Although I have many that are more elaborate, I especially admire this golden one for its simplicity of form and I like to think its ridged profile derives from the nineteen thirties when my mother was a child, because my grandmother took the art of Christmas decoration very seriously. She would be standing beech leaves in water laced with glycerine in October, pressing them under the carpet in November and then in December arranging the preserved leaves in copper jugs with teazles sprayed gold and branches of larch, as one of many contrivances that she pursued each year to celebrate the season in fastidious style.
Given the fragility of these glass ornaments, it is extraordinary that this particular decoration has survived, since every year there are a few casualties resulting in silvery shards among the needles under the tree. Recognising that a Christmas tree is a tremendous source of amusement for a cat – making great sport out of knocking the baubles to the ground and kicking them around like footballs – I hang the most cherished decorations upon the higher branches. Yet since it is in the natural course of things that some get broken every year and, as I should not wish to inhibit the curiosity of children wishing to handle them, I always buy a couple more each Christmas to preserve the equilibrium of my collection.
Everlasting baubles are available - they do not smash, they bounce – but this shatterproof technological advance entirely lacks the poetry of these fragile beauties that can survive for generations as vessels of emotional memory and then be lost in a moment. In widespread recognition of this essential frailty of existence, there has been a welcome revival of glass ornaments in recent years.
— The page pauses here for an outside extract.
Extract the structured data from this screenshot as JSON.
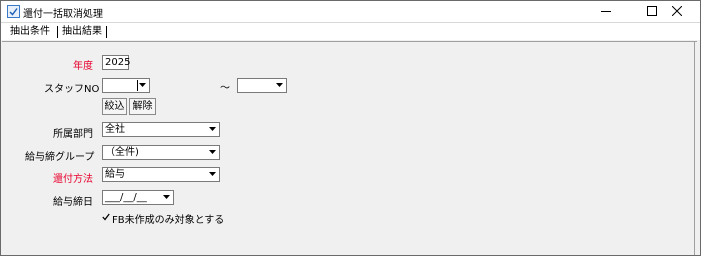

They owe their origins to the glassblowers of the Thuringian Forest on the border of Germany and the Czech Republic where, in Lauscha, glass beads, drinking glasses, flasks, bowls and even glass eyes were manufactured since the twelfth century. The town is favoured to lie in a wooded river valley, providing both the sand and timber required for making glass and in 1847 Hans Greiner – a descendant of his namesake Hans Greiner who set up the glassworks in 1597 with Christoph Muller – began producing ornaments by blowing glass into wooden moulds. The inside of these ornaments was at first coloured to appear silvery with mercury or lead and then later by using a compound of silver nitrate and sugar water. In 1863, when a gas supply became available to the town, glass could be blown thinner without bursting and by the eighteen seventies the factory at Lauscha was exporting tree ornaments throughout Europe and America, signing a deal with F.W.Woolworth in the eighteen eighties, after he discovered them on a trip to Germany.
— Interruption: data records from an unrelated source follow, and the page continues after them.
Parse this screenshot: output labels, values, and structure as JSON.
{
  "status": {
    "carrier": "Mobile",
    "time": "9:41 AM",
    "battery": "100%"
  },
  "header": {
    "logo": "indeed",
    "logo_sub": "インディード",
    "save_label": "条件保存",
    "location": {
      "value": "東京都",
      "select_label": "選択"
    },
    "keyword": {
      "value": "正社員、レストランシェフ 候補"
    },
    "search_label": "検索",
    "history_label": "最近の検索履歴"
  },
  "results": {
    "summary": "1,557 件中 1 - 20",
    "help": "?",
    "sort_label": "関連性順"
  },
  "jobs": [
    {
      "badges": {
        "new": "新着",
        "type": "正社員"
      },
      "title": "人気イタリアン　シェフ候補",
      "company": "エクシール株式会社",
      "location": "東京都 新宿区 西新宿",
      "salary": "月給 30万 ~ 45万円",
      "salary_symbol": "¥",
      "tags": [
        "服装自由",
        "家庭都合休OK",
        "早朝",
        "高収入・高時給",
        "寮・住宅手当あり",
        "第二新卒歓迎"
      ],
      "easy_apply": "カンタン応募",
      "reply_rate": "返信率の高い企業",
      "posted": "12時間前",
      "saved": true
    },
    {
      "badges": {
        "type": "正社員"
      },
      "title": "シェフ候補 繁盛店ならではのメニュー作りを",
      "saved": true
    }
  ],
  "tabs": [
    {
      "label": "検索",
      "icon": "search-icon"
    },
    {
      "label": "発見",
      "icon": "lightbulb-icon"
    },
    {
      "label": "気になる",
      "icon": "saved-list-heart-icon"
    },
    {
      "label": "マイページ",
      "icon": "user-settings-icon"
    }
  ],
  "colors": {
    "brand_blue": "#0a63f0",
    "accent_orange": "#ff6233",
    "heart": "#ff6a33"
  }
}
Bauble is a byword for the inconsequential, so I do not quite know why these small glass decorations inspire so much passion in me, keeping their romance even as other illusions have dissolved. Maybe it is because I collect images that resonate personally? As well as Father Christmas and Snowmen, I have the Sun, Moon and Stars, Clocks and even a Demon to create a shining poem about time, mortality and joy upon my Christmas tree. I cannot resist the allure of these exquisite glass sculptures in old-fashioned designs glinting at dusk amongst the dark needles of fir, because they still retain the power to evoke the rich unassailable magic of Christmas for me.
This pierrot dates from the nineteen eighties.
Three of my grandmother’s decorations. The basket on the left has a piece of florists’ wire that she placed there in the nineteen fifties.
This snowman is one of the oldest of my grandmother’s collection.
Bought in the nineteen eighties, but possibly from a much older mould.
Baubles enhanced with painted stripes and glitter.
The moon, sun and stars were acquired from a shop in Greenwich Avenue on my first visit to New York in 1990, amazingly they survived the journey home intact.
These two from my grandmother’s collection make a fine contrast of colour.
Even Christmas has its dark side, this demon usually hangs at the back of the tree.
It is always going to be nine o’clock on Christmas Eve.
Three new decorations purchased at Columbia Rd recently.
A stash of glittering beauties, stored like rare eggs in cardboard trays.
My first bicycle, that I found under the tree one Christmas and still keep in my attic